Psychodynamic Therapy, Acceptance & Commitment Therapy (ACT),  Cognitive Behavioural Therapy (CBT)               

WHAT IS PARENT COUNSELLING?


Parent counselling is a way for you to reduce your stress levels and to increase your sense of confidence when interacting with your child. Parent counselling sessions are  conducted without your child present and a collaborative approach is taken so that together we can determine what is best for you, your child and indeed, your family.

 

As a PARENT you may feel ...

  • Worried or concerned about your child.
  • Powerless or helpless because what you are doing may not be working and you don't know what to do to change things.
  • Angry and frustrated with your child's behaviours.
  • Confused and uncertain as to what is really the best way to parent.
  • Guilty or ashamed that somehow you may have failed as a parent.
  • Discouraged and inadequate because your child is experiencing problems.
  • Disappointed in your relationship with your child.

 

 

HOW PARENT COUNSELLING can HELP

  • You will be supported in identifying, expressing and managing your feelings related to your child so that these feelings will not interfere with your parenting.
  • You will be supported in exploring various ways of interacting with your child that will improve the relationship between you and your child.
  • You will learn new parenting skills and behavior management strategies.
  • You will be supported in dealing with other issues causing stress in your life that may be impacting on your ability to relate well to your child.

 

Your Own Experiences as a Child can Impact Your Parenting

When you become a parent, your experiences with your own family when you were a child serve to guide you in your current roleYou may be repeating the same parenting behaviors as your parents or caregivers used on you in spite your best intentions. Alternately, you may have consciously decided to parent in completely the opposite way from how you were parented as a child. While some of these parenting behaviors may be useful and adaptive, some of them may not be.

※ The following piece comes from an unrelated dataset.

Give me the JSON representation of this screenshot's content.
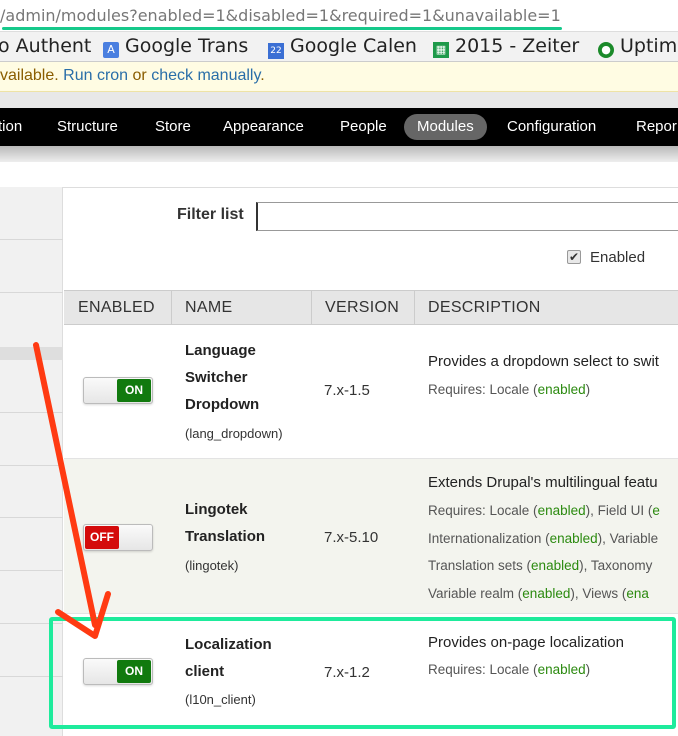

It is important for you to be aware of how and where you learned your current parenting strategies. Then you are able to make decisions about building on your current good parenting skills and discarding  your more unhelpful parenting approaches.